HOW TO COMPLETE THIS TASK:
Below are records; count the lines in them that hold "icon" and give only the count.

.....

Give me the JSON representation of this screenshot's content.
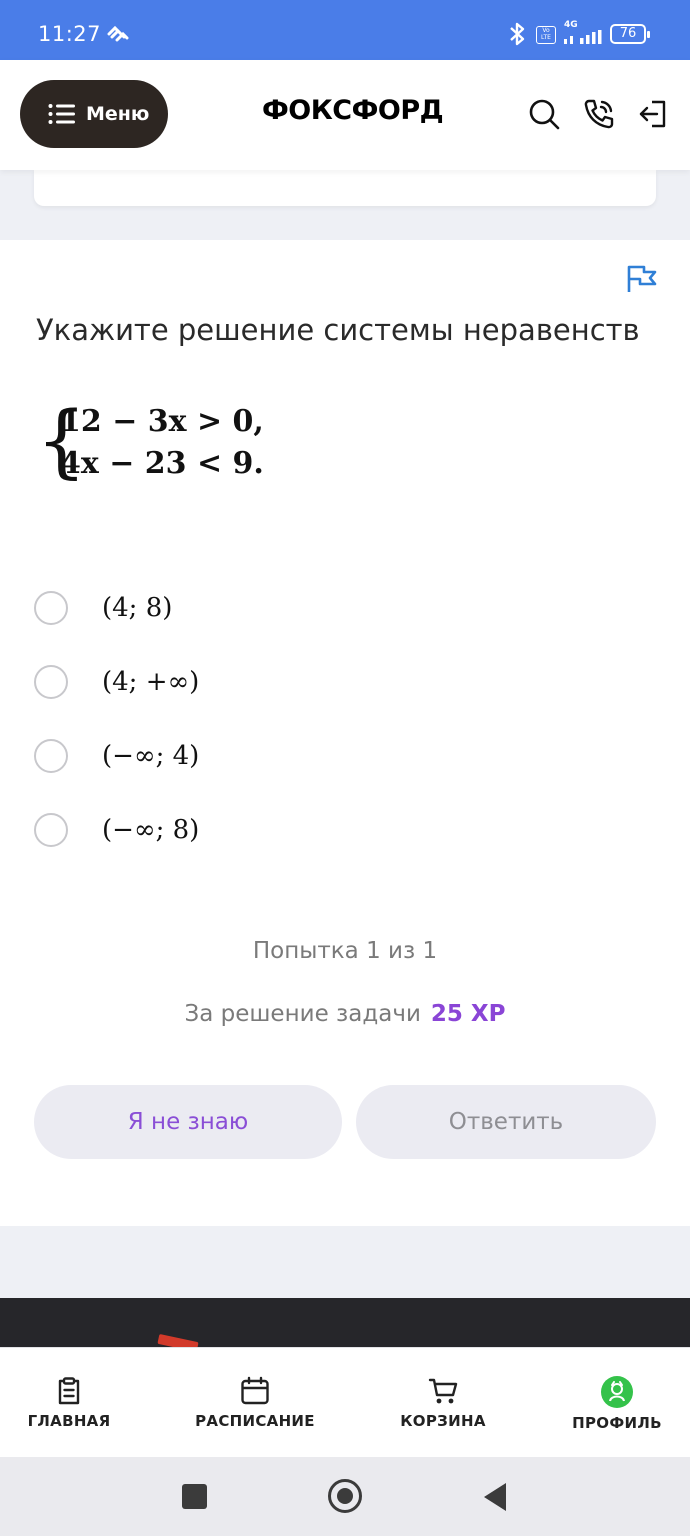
{
  "status_bar": {
    "time": "11:27",
    "volte_label": "Vo LTE",
    "network": "4G",
    "battery": "76"
  },
  "header": {
    "menu_label": "Меню",
    "logo": "ФОКСФОРД"
  },
  "task": {
    "title": "Укажите решение системы неравенств",
    "system": {
      "line1": "12 − 3x > 0,",
      "line2": "4x − 23 < 9."
    },
    "options": [
      {
        "label": "(4; 8)"
      },
      {
        "label": "(4; +∞)"
      },
      {
        "label": "(−∞; 4)"
      },
      {
        "label": "(−∞; 8)"
      }
    ],
    "attempt": "Попытка 1 из 1",
    "reward_text": "За решение задачи",
    "reward_xp": "25 XP",
    "dont_know_label": "Я не знаю",
    "answer_label": "Ответить"
  },
  "bottom_nav": {
    "items": [
      {
        "label": "ГЛАВНАЯ",
        "icon": "clipboard-icon"
      },
      {
        "label": "РАСПИСАНИЕ",
        "icon": "calendar-icon"
      },
      {
        "label": "КОРЗИНА",
        "icon": "cart-icon"
      },
      {
        "label": "ПРОФИЛЬ",
        "icon": "profile-avatar-icon"
      }
    ]
  },
  "colors": {
    "status_bar": "#4a7de8",
    "accent_purple": "#8a45d6",
    "menu_button": "#2d2622",
    "profile_green": "#34c24a",
    "flag_blue": "#2f7fd6"
  }
}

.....

THE ANSWER:
4